In the 21st century, comedy is something we associate with sound, so how do you tell a joke without saying anything? Shannon Plumb has mastered the art in her silent film clips inspired by the muted magic of screen legends Charlie Chaplin and Buster Keaton.
A picture speaks a thousand words, so imagine (or recall) the communicative possibilities of a silent movie. Beginning her career modelling for Mario Sorrenti, Plumb developed a penchant for performance. Now a one-woman-show, New York-based Plumb plays every character in her lo-fi, Super-8 films and has exhibited in solo and group shows in museums and at film festivals all over the world. Depicting anecdotes from everyday life through expression and mime, Plumb’s subject matter has ranged from applying suntan lotion on a hot summer’s day to sitting in the park reading; shown here are ‘Shampoo’ from the ‘Commercials’ series, 2001 (top) and an excerpt from ‘Paper Collection’, 2007 (below). Her latest body of work, funded by kickstarter, involves projecting twelve films in the windows of New York City buildings. We asked the performer for verbal answers (fighting urges to correspond in mime) on her inspirations, her new works and her creative identity.
Your new work is a public exhibition that most people will chance upon as opposed to see in a gallery/ museum. Why have you done it this way? I want to catch people by surprise, excite them and make them laugh. I tell you, I’m inspired by Banksy! He has the public as his audience. Policemen will see his work, the queen will see it when she drives by, or is driven by. I have always been discouraged by audiences in the art world; it’s as if you are a fool for their special play. When artists painted on the ceilings they were giving it to everyone. I try to make a moving picture that will make people laugh. And the things we laugh about are the things we all go through – a runny nose, fear of death, the heat, waiting in line, trying to get a child out of the house (not forever, just for a walk). I don’t mind being a fool, but I’ll have to be a fool for everyone, not just for visitors to a gallery wall.
Who are your inspirations? I like Lee Evans, Lucille Ball and Carol Burnett. I love the silence in Buster Keaton and Charlie Chaplin’s performances. My grandfather and I would watch Benny Hill late at night.
What’s your background? I started by modelling for Mario Sorrenti. I discovered a way to perform from working with him and started sitting in front of my own Super-8 camera. I always wanted to be in the movies and this was the way to do it. I made three-minute movies and started showing them in video lounges in New York. A gallery saw them and that was my entrance to the art world.
You play so many different roles; do you ever play yourself? I have played myself and it’s a disaster. I prefer a wig and a mustache.

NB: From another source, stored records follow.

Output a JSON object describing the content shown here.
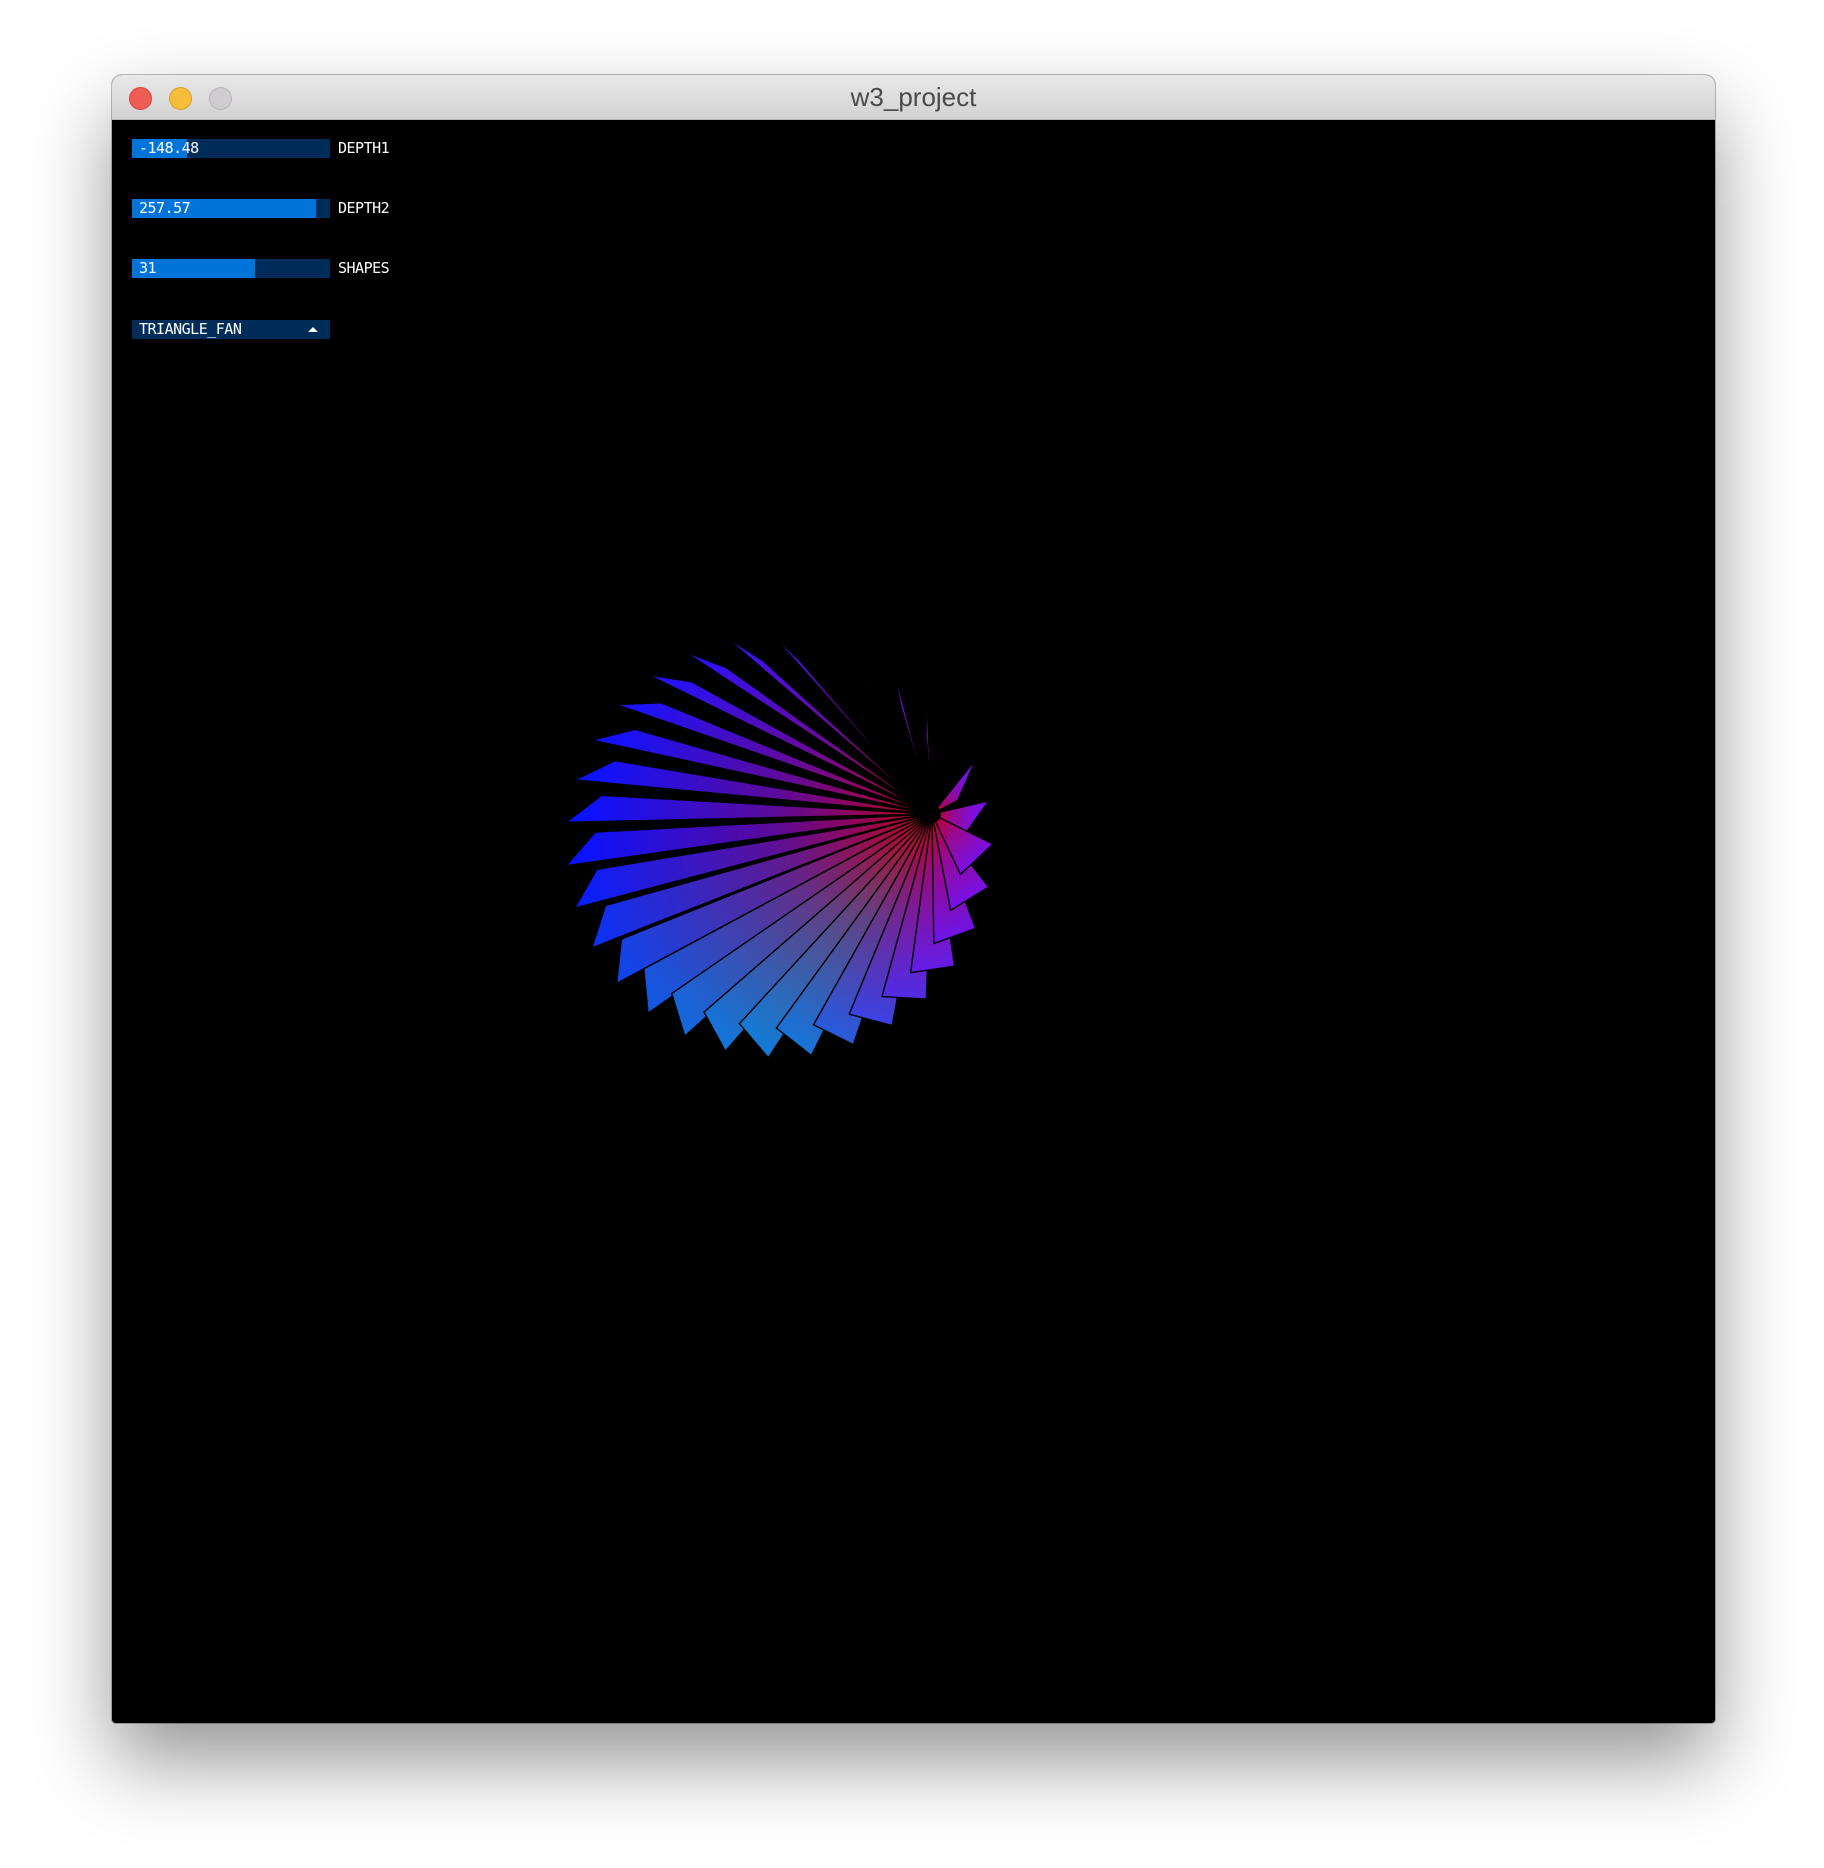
{
  "window": {
    "title": "w3_project"
  },
  "controls": {
    "sliders": [
      {
        "label": "DEPTH1",
        "value_text": "-148.48",
        "fill_fraction": 0.28
      },
      {
        "label": "DEPTH2",
        "value_text": "257.57",
        "fill_fraction": 0.93
      },
      {
        "label": "SHAPES",
        "value_text": "31",
        "fill_fraction": 0.62
      }
    ],
    "dropdown": {
      "selected": "TRIANGLE_FAN",
      "arrow_icon": "caret-up-icon"
    }
  },
  "colors": {
    "slider_track": "#002c5a",
    "slider_fill": "#0074d8",
    "canvas_background": "#000000",
    "fan_center": "#c0001c",
    "fan_rim_left": "#0a12ff",
    "fan_rim_right": "#7a10e6",
    "fan_rim_bottom": "#0b8fd0"
  },
  "scene": {
    "primitive": "TRIANGLE_FAN",
    "blade_count": 31
  }
}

What is it about people that you find interesting? Every person has their own dance. They have to. No one body and experience is the same. People are incredible.
Do you consider yourself a comedian or an artist? Hmm… I don’t know. Not sure about comedian, I don’t think I can make people laugh the way comedians can, they use words so well. I’m quiet. Even around friends it would take a long time for me to say anything funny. And then it would be just once. One good one the whole night. I couldn’t be cool about it either. I’d crack myself up and be the last one laughing.